But if you just have to sample the full score now, the music service Spotify is able to accommodate you. In addition, the entire score for Dredd, composed by Paul Leonard-Morgan (Limitless) can be heard for free. Read More »

The Alamo Drafthouse Ritz location in downtown Austin, TX — the same house that is showing a series of films in 70mm all this month — is hosting a benefit screening of Paul Thomas Anderson‘s new film The Master in 70mm. The show is this coming Monday, September 10, at 7:30. To promote the screening, PTA released a clip to the Drafthouse featuring a new, strangely comic scene from the movie.

This clip is just as good as the other materials we’ve seen from the movie, and a bit more vulgar. It shows Joaquin Phoenix‘s character, Freddie Quell, taking a Navy psych evaluation during which he has to evaluate a series of inkblots. He sees pretty much the same thing in every one, which tells us a bit about Freddie’s worldview. Read More »

After what feels like years of speculation and waiting, it is exciting that Paul Thomas Anderson‘s latest film, The Master, opens in only a few weeks. The film stars Joaquin Phoenix in a widely praised performance as an ex-Navy man who falls under the spell of the “master” of the title, played by Phillip Seymour Hoffman.

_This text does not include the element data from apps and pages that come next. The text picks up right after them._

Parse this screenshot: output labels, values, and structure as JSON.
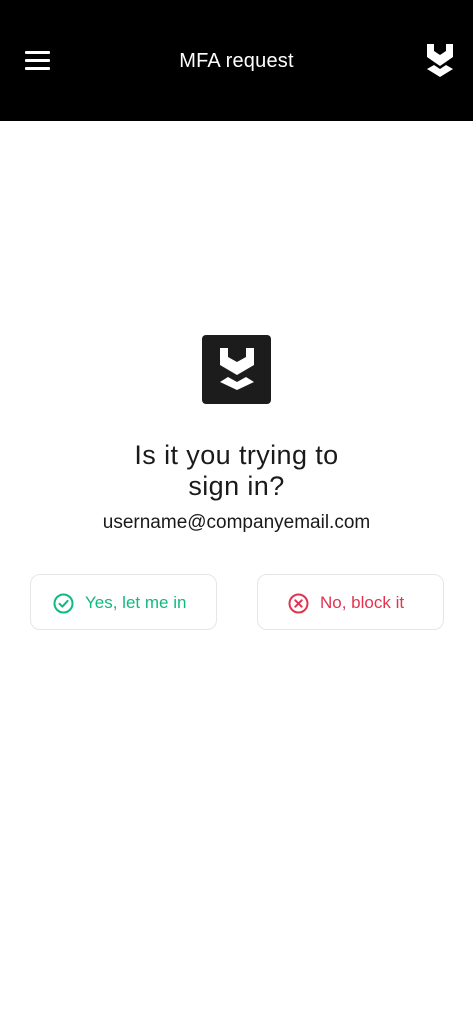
{
  "header": {
    "title": "MFA request",
    "menu_icon": "hamburger-menu-icon",
    "logo_icon": "chevron-shield-logo-icon"
  },
  "main": {
    "logo_icon": "chevron-shield-logo-icon",
    "question_line1": "Is it you trying to",
    "question_line2": "sign in?",
    "email": "username@companyemail.com"
  },
  "actions": {
    "approve": {
      "label": "Yes, let me in",
      "icon": "check-circle-icon",
      "color": "#10b981"
    },
    "deny": {
      "label": "No, block it",
      "icon": "x-circle-icon",
      "color": "#e1334f"
    }
  },
  "colors": {
    "header_bg": "#000000",
    "page_bg": "#ffffff",
    "text": "#1a1a1a"
  }
}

Here’s the last trailer for The Master before that imminent opening, and it features a good amount of new footage. If nothing else, this will give you a great idea of the visual splendor on display — and the film has been on the receiving end of great notes for its look, especially when seen in 70mm — and also of the force of the performances within. Read More »

Cool Posts From Around the Web:

A new Paul Thomas Anderson film is an event, and his latest, The Master, is already the subject of intense scrutiny even before the film opens. That opening date is September 14 in some cities, September 21 in others, but screenings have taken place in Santa Monica, Chicago, and New York. The film will also play festivals in Venice and Toronto before opening for regular engagements.

The lore of the film is already thick, thanks in part to the early reports that the movie deals with Scientology, as Philip Seymour Hoffman‘s title character is a man who creates a sort of cult following based on the strength of his own philosophy. But the movie has a lot more to it than that, or so early screening reactions lead us to understand, and Anderson seems uncomfortable with calling it a film about Scientology.

Anderson has offered few public comments about the film so far, but Newsweek’s David Ansen talked to the director, and learned quite a few interesting things, such as that scenes originally written for There Will Be Blood ended up in the script for The Master. [Update: A new clip from the film has arrived, and that is embedded below, along with info for a San Francisco screening tomorrow night.] Read More »